We continue to fight for paid administrative leave for faculty who need to adjust their schedules to accommodate their CSU commitments and family obligations.
Chancellor Joseph I. Castro’s labor relations team wrote to CFA last week that the CSU currently “does not find a paid course reduction program to be operationally feasible,” for spring. This is perplexing since, sadly, California’s rate of COVID-19 infections and deaths have not changed much, and in some cases have gotten worse, since fall. Also, the CSU is sitting on $1.7 billion in reserves, and will soon receive nearly $800 million in another round of COVID-19 federal stimulus money.
CFA believes that with COVID-19 stay-at-home orders, daycare and K-12 schools closed or online, working parents and those with other dependents and caregiving responsibilities should be eligible for a paid workload reduction rather than being forced to take unpaid time off or leave the workforce entirely.
“The COVID-19 pandemic has laid bare systemic racism in society as we bear witness to its disparate effects on Black, Indigenous and people of color who account for a disproportionate share of the sick and dead,” said Sharon Elise, CFA Associate Vice President of Racial & Social Justice, South. “Moreover, the pandemic has exacerbated systemic sexism that relegates caregiving to women, who are expected to take on child and elder care, and tend to the emotional needs of their anxiety-ridden family members. When employers like the CSU refuse to relieve this burden, some women reduce their work or leave the workforce, with egregious results for their careers and economic well-being. The worst of this burden is born by women of color who are confronting the triple pandemics of COVID-19, systemic racism, and systemic sexism.”
CFA leaders met with CSU management this week to discuss a leave program. While CFA looked to develop a policy that improved on what was offered by the CSU and federal relief in the fall, the CSU proposed something akin to sick leave that would require discretionary approval by an administrator. At least with sick leave, you don’t generally need to get permission.
Moreover, the CSU proposal fails to address the realities of faculty parents and caregivers of elders or those sick with COVID-19. Faculty could take paid time off for a day here and there, but the proposal does not adequately mitigate the workload problem faced by most faculty.
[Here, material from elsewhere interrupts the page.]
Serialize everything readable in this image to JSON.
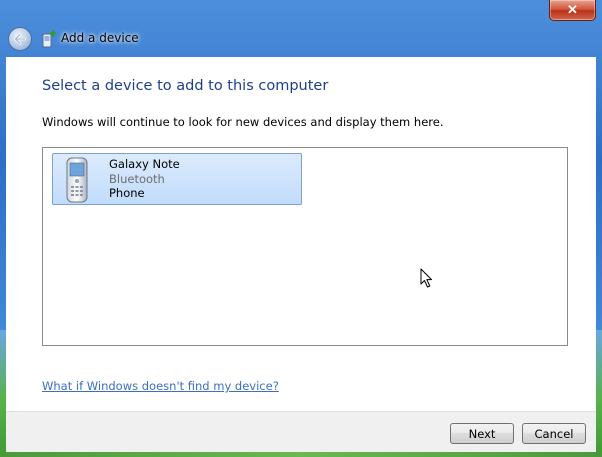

Being able to take a day off does not make the work stop or magically disappear for faculty. The work is still there and must be performed at some point, so there is not any real relief on the table.
The CSU’s COVID-19 leave proposal is yet another example of the lack of real understanding and compassionate and responsible leadership at the Chancellor’s Office. It fails to address the real work needs of faculty as they juggle delivering quality education to students and take care of children and family members during the pandemic. We demand a COVID-19 leave and relief proposal that respects the humanity of our faculty and we will fight to secure it.
In addition to CFA leaders negotiating directly with the Chancellor’s Office, faculty are working at the campus and community level to fight for working families. For example, CFA Long Beach members are organizing their coworkers to convince deans, their provost, their campus president, and Chancellor Castro of the importance of COVID-19 leave – for students, families, and the CSU.
Join the fight to demand COVID-19 leave! Contact your respective CFA chapter leaders to get involved. We want our members to tell their stories of childcare and family care wherever they can, to their campus administration, to their communities, to the legislature, to media, and to Chancellor Castro. He has the opportunity to get this right.